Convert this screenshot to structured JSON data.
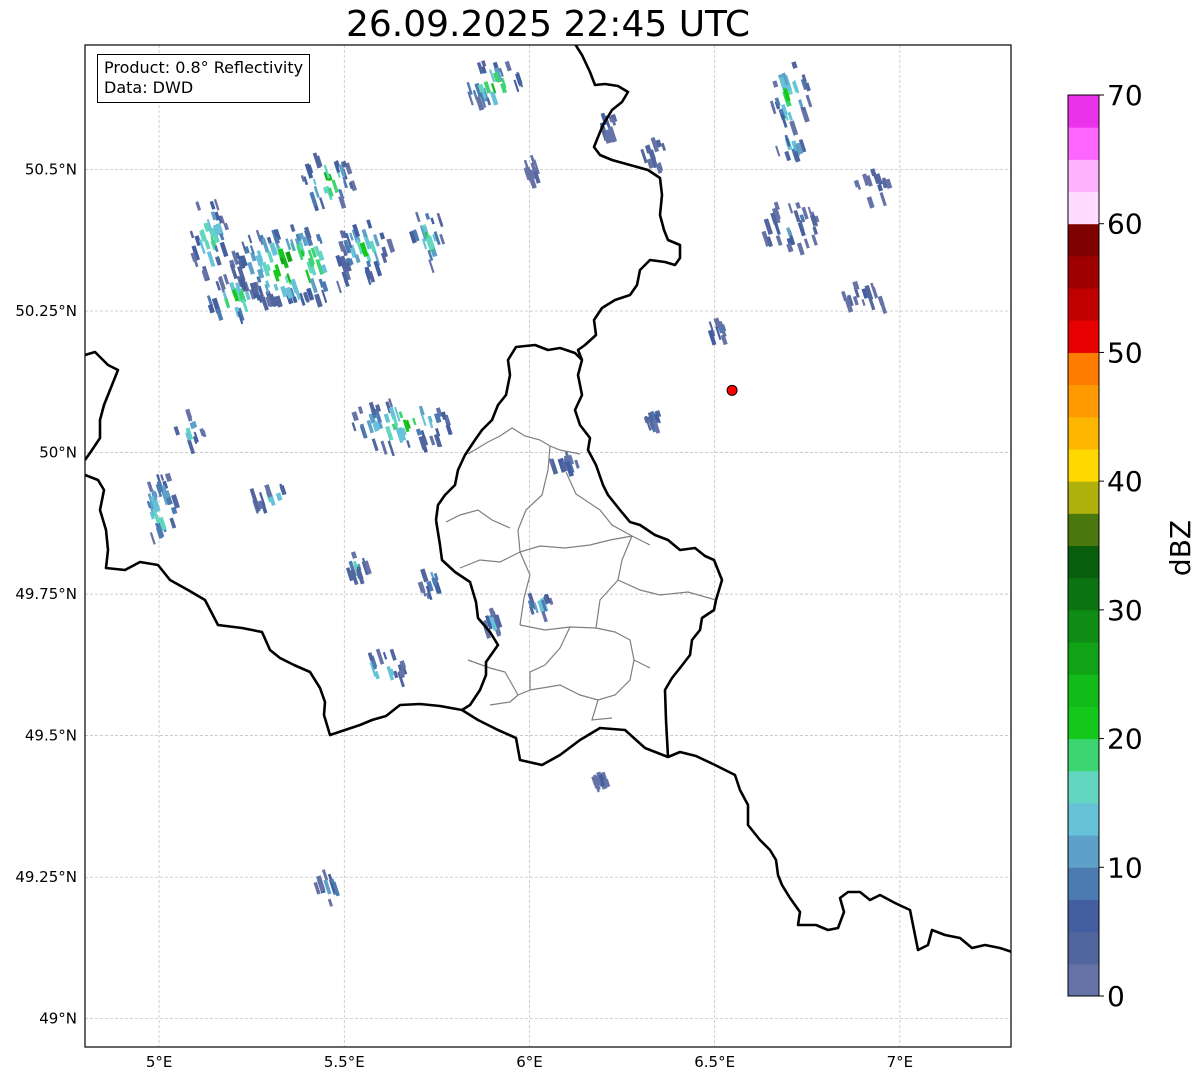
{
  "title": "26.09.2025 22:45 UTC",
  "info": {
    "product_line": "Product: 0.8° Reflectivity",
    "data_line": "Data: DWD"
  },
  "map": {
    "lon_range": [
      4.8,
      7.3
    ],
    "lat_range": [
      48.95,
      50.72
    ],
    "lon_ticks": [
      {
        "value": 5.0,
        "label": "5°E"
      },
      {
        "value": 5.5,
        "label": "5.5°E"
      },
      {
        "value": 6.0,
        "label": "6°E"
      },
      {
        "value": 6.5,
        "label": "6.5°E"
      },
      {
        "value": 7.0,
        "label": "7°E"
      }
    ],
    "lat_ticks": [
      {
        "value": 49.0,
        "label": "49°N"
      },
      {
        "value": 49.25,
        "label": "49.25°N"
      },
      {
        "value": 49.5,
        "label": "49.5°N"
      },
      {
        "value": 49.75,
        "label": "49.75°N"
      },
      {
        "value": 50.0,
        "label": "50°N"
      },
      {
        "value": 50.25,
        "label": "50.25°N"
      },
      {
        "value": 50.5,
        "label": "50.5°N"
      }
    ],
    "grid": "dashed",
    "radar_site": {
      "lon": 6.547,
      "lat": 50.11,
      "color": "#ff0000"
    },
    "echo_cells": [
      {
        "lon": 5.35,
        "lat": 50.33,
        "rx": 0.16,
        "ry": 0.07,
        "peak_dbz": 32
      },
      {
        "lon": 5.2,
        "lat": 50.27,
        "rx": 0.08,
        "ry": 0.04,
        "peak_dbz": 30
      },
      {
        "lon": 5.45,
        "lat": 50.48,
        "rx": 0.07,
        "ry": 0.05,
        "peak_dbz": 28
      },
      {
        "lon": 5.55,
        "lat": 50.36,
        "rx": 0.07,
        "ry": 0.05,
        "peak_dbz": 26
      },
      {
        "lon": 5.13,
        "lat": 50.38,
        "rx": 0.05,
        "ry": 0.07,
        "peak_dbz": 25
      },
      {
        "lon": 5.72,
        "lat": 50.38,
        "rx": 0.05,
        "ry": 0.05,
        "peak_dbz": 25
      },
      {
        "lon": 5.9,
        "lat": 50.65,
        "rx": 0.08,
        "ry": 0.04,
        "peak_dbz": 30
      },
      {
        "lon": 5.65,
        "lat": 50.05,
        "rx": 0.14,
        "ry": 0.04,
        "peak_dbz": 27
      },
      {
        "lon": 5.08,
        "lat": 50.04,
        "rx": 0.04,
        "ry": 0.03,
        "peak_dbz": 22
      },
      {
        "lon": 5.0,
        "lat": 49.9,
        "rx": 0.05,
        "ry": 0.06,
        "peak_dbz": 26
      },
      {
        "lon": 5.3,
        "lat": 49.92,
        "rx": 0.06,
        "ry": 0.02,
        "peak_dbz": 20
      },
      {
        "lon": 5.6,
        "lat": 49.62,
        "rx": 0.06,
        "ry": 0.03,
        "peak_dbz": 26
      },
      {
        "lon": 5.53,
        "lat": 49.8,
        "rx": 0.03,
        "ry": 0.02,
        "peak_dbz": 18
      },
      {
        "lon": 5.73,
        "lat": 49.77,
        "rx": 0.03,
        "ry": 0.03,
        "peak_dbz": 18
      },
      {
        "lon": 6.02,
        "lat": 49.73,
        "rx": 0.04,
        "ry": 0.02,
        "peak_dbz": 20
      },
      {
        "lon": 5.89,
        "lat": 49.7,
        "rx": 0.02,
        "ry": 0.02,
        "peak_dbz": 20
      },
      {
        "lon": 6.09,
        "lat": 49.98,
        "rx": 0.04,
        "ry": 0.015,
        "peak_dbz": 14
      },
      {
        "lon": 5.45,
        "lat": 49.23,
        "rx": 0.03,
        "ry": 0.03,
        "peak_dbz": 20
      },
      {
        "lon": 6.19,
        "lat": 49.42,
        "rx": 0.02,
        "ry": 0.008,
        "peak_dbz": 12
      },
      {
        "lon": 6.7,
        "lat": 50.63,
        "rx": 0.05,
        "ry": 0.06,
        "peak_dbz": 30
      },
      {
        "lon": 6.7,
        "lat": 50.54,
        "rx": 0.04,
        "ry": 0.02,
        "peak_dbz": 25
      },
      {
        "lon": 6.7,
        "lat": 50.4,
        "rx": 0.08,
        "ry": 0.04,
        "peak_dbz": 16
      },
      {
        "lon": 6.9,
        "lat": 50.28,
        "rx": 0.06,
        "ry": 0.025,
        "peak_dbz": 10
      },
      {
        "lon": 6.92,
        "lat": 50.47,
        "rx": 0.05,
        "ry": 0.03,
        "peak_dbz": 10
      },
      {
        "lon": 6.5,
        "lat": 50.21,
        "rx": 0.03,
        "ry": 0.02,
        "peak_dbz": 16
      },
      {
        "lon": 6.33,
        "lat": 50.06,
        "rx": 0.02,
        "ry": 0.015,
        "peak_dbz": 14
      },
      {
        "lon": 6.2,
        "lat": 50.58,
        "rx": 0.04,
        "ry": 0.02,
        "peak_dbz": 12
      },
      {
        "lon": 6.33,
        "lat": 50.53,
        "rx": 0.04,
        "ry": 0.03,
        "peak_dbz": 10
      },
      {
        "lon": 6.0,
        "lat": 50.5,
        "rx": 0.02,
        "ry": 0.02,
        "peak_dbz": 8
      }
    ]
  },
  "colorbar": {
    "label": "dBZ",
    "min": 0,
    "max": 70,
    "step": 2.5,
    "tick_values": [
      0,
      10,
      20,
      30,
      40,
      50,
      60,
      70
    ],
    "tick_labels": [
      "0",
      "10",
      "20",
      "30",
      "40",
      "50",
      "60",
      "70"
    ],
    "colors": [
      "#6673a6",
      "#52669e",
      "#435fa0",
      "#4c7bb1",
      "#5da0c8",
      "#66c1d9",
      "#62d6c0",
      "#3cd572",
      "#14c91b",
      "#12bb19",
      "#10a316",
      "#0e8c13",
      "#0b7410",
      "#085e0c",
      "#4a780c",
      "#b0b20b",
      "#ffd800",
      "#ffb600",
      "#ff9a00",
      "#ff7c00",
      "#e60000",
      "#c10000",
      "#9e0000",
      "#7e0000",
      "#ffdbff",
      "#ffb3ff",
      "#ff66ff",
      "#ec33ec"
    ]
  }
}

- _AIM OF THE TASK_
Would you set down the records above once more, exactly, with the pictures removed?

- _EXERCISE ANSWER_
Convert this screenshot to structured JSON data.
{
  "title": "26.09.2025 22:45 UTC",
  "info": {
    "product_line": "Product: 0.8° Reflectivity",
    "data_line": "Data: DWD"
  },
  "map": {
    "lon_range": [
      4.8,
      7.3
    ],
    "lat_range": [
      48.95,
      50.72
    ],
    "lon_ticks": [
      {
        "value": 5.0,
        "label": "5°E"
      },
      {
        "value": 5.5,
        "label": "5.5°E"
      },
      {
        "value": 6.0,
        "label": "6°E"
      },
      {
        "value": 6.5,
        "label": "6.5°E"
      },
      {
        "value": 7.0,
        "label": "7°E"
      }
    ],
    "lat_ticks": [
      {
        "value": 49.0,
        "label": "49°N"
      },
      {
        "value": 49.25,
        "label": "49.25°N"
      },
      {
        "value": 49.5,
        "label": "49.5°N"
      },
      {
        "value": 49.75,
        "label": "49.75°N"
      },
      {
        "value": 50.0,
        "label": "50°N"
      },
      {
        "value": 50.25,
        "label": "50.25°N"
      },
      {
        "value": 50.5,
        "label": "50.5°N"
      }
    ],
    "grid": "dashed",
    "radar_site": {
      "lon": 6.547,
      "lat": 50.11,
      "color": "#ff0000"
    },
    "echo_cells": [
      {
        "lon": 5.35,
        "lat": 50.33,
        "rx": 0.16,
        "ry": 0.07,
        "peak_dbz": 32
      },
      {
        "lon": 5.2,
        "lat": 50.27,
        "rx": 0.08,
        "ry": 0.04,
        "peak_dbz": 30
      },
      {
        "lon": 5.45,
        "lat": 50.48,
        "rx": 0.07,
        "ry": 0.05,
        "peak_dbz": 28
      },
      {
        "lon": 5.55,
        "lat": 50.36,
        "rx": 0.07,
        "ry": 0.05,
        "peak_dbz": 26
      },
      {
        "lon": 5.13,
        "lat": 50.38,
        "rx": 0.05,
        "ry": 0.07,
        "peak_dbz": 25
      },
      {
        "lon": 5.72,
        "lat": 50.38,
        "rx": 0.05,
        "ry": 0.05,
        "peak_dbz": 25
      },
      {
        "lon": 5.9,
        "lat": 50.65,
        "rx": 0.08,
        "ry": 0.04,
        "peak_dbz": 30
      },
      {
        "lon": 5.65,
        "lat": 50.05,
        "rx": 0.14,
        "ry": 0.04,
        "peak_dbz": 27
      },
      {
        "lon": 5.08,
        "lat": 50.04,
        "rx": 0.04,
        "ry": 0.03,
        "peak_dbz": 22
      },
      {
        "lon": 5.0,
        "lat": 49.9,
        "rx": 0.05,
        "ry": 0.06,
        "peak_dbz": 26
      },
      {
        "lon": 5.3,
        "lat": 49.92,
        "rx": 0.06,
        "ry": 0.02,
        "peak_dbz": 20
      },
      {
        "lon": 5.6,
        "lat": 49.62,
        "rx": 0.06,
        "ry": 0.03,
        "peak_dbz": 26
      },
      {
        "lon": 5.53,
        "lat": 49.8,
        "rx": 0.03,
        "ry": 0.02,
        "peak_dbz": 18
      },
      {
        "lon": 5.73,
        "lat": 49.77,
        "rx": 0.03,
        "ry": 0.03,
        "peak_dbz": 18
      },
      {
        "lon": 6.02,
        "lat": 49.73,
        "rx": 0.04,
        "ry": 0.02,
        "peak_dbz": 20
      },
      {
        "lon": 5.89,
        "lat": 49.7,
        "rx": 0.02,
        "ry": 0.02,
        "peak_dbz": 20
      },
      {
        "lon": 6.09,
        "lat": 49.98,
        "rx": 0.04,
        "ry": 0.015,
        "peak_dbz": 14
      },
      {
        "lon": 5.45,
        "lat": 49.23,
        "rx": 0.03,
        "ry": 0.03,
        "peak_dbz": 20
      },
      {
        "lon": 6.19,
        "lat": 49.42,
        "rx": 0.02,
        "ry": 0.008,
        "peak_dbz": 12
      },
      {
        "lon": 6.7,
        "lat": 50.63,
        "rx": 0.05,
        "ry": 0.06,
        "peak_dbz": 30
      },
      {
        "lon": 6.7,
        "lat": 50.54,
        "rx": 0.04,
        "ry": 0.02,
        "peak_dbz": 25
      },
      {
        "lon": 6.7,
        "lat": 50.4,
        "rx": 0.08,
        "ry": 0.04,
        "peak_dbz": 16
      },
      {
        "lon": 6.9,
        "lat": 50.28,
        "rx": 0.06,
        "ry": 0.025,
        "peak_dbz": 10
      },
      {
        "lon": 6.92,
        "lat": 50.47,
        "rx": 0.05,
        "ry": 0.03,
        "peak_dbz": 10
      },
      {
        "lon": 6.5,
        "lat": 50.21,
        "rx": 0.03,
        "ry": 0.02,
        "peak_dbz": 16
      },
      {
        "lon": 6.33,
        "lat": 50.06,
        "rx": 0.02,
        "ry": 0.015,
        "peak_dbz": 14
      },
      {
        "lon": 6.2,
        "lat": 50.58,
        "rx": 0.04,
        "ry": 0.02,
        "peak_dbz": 12
      },
      {
        "lon": 6.33,
        "lat": 50.53,
        "rx": 0.04,
        "ry": 0.03,
        "peak_dbz": 10
      },
      {
        "lon": 6.0,
        "lat": 50.5,
        "rx": 0.02,
        "ry": 0.02,
        "peak_dbz": 8
      }
    ]
  },
  "colorbar": {
    "label": "dBZ",
    "min": 0,
    "max": 70,
    "step": 2.5,
    "tick_values": [
      0,
      10,
      20,
      30,
      40,
      50,
      60,
      70
    ],
    "tick_labels": [
      "0",
      "10",
      "20",
      "30",
      "40",
      "50",
      "60",
      "70"
    ],
    "colors": [
      "#6673a6",
      "#52669e",
      "#435fa0",
      "#4c7bb1",
      "#5da0c8",
      "#66c1d9",
      "#62d6c0",
      "#3cd572",
      "#14c91b",
      "#12bb19",
      "#10a316",
      "#0e8c13",
      "#0b7410",
      "#085e0c",
      "#4a780c",
      "#b0b20b",
      "#ffd800",
      "#ffb600",
      "#ff9a00",
      "#ff7c00",
      "#e60000",
      "#c10000",
      "#9e0000",
      "#7e0000",
      "#ffdbff",
      "#ffb3ff",
      "#ff66ff",
      "#ec33ec"
    ]
  }
}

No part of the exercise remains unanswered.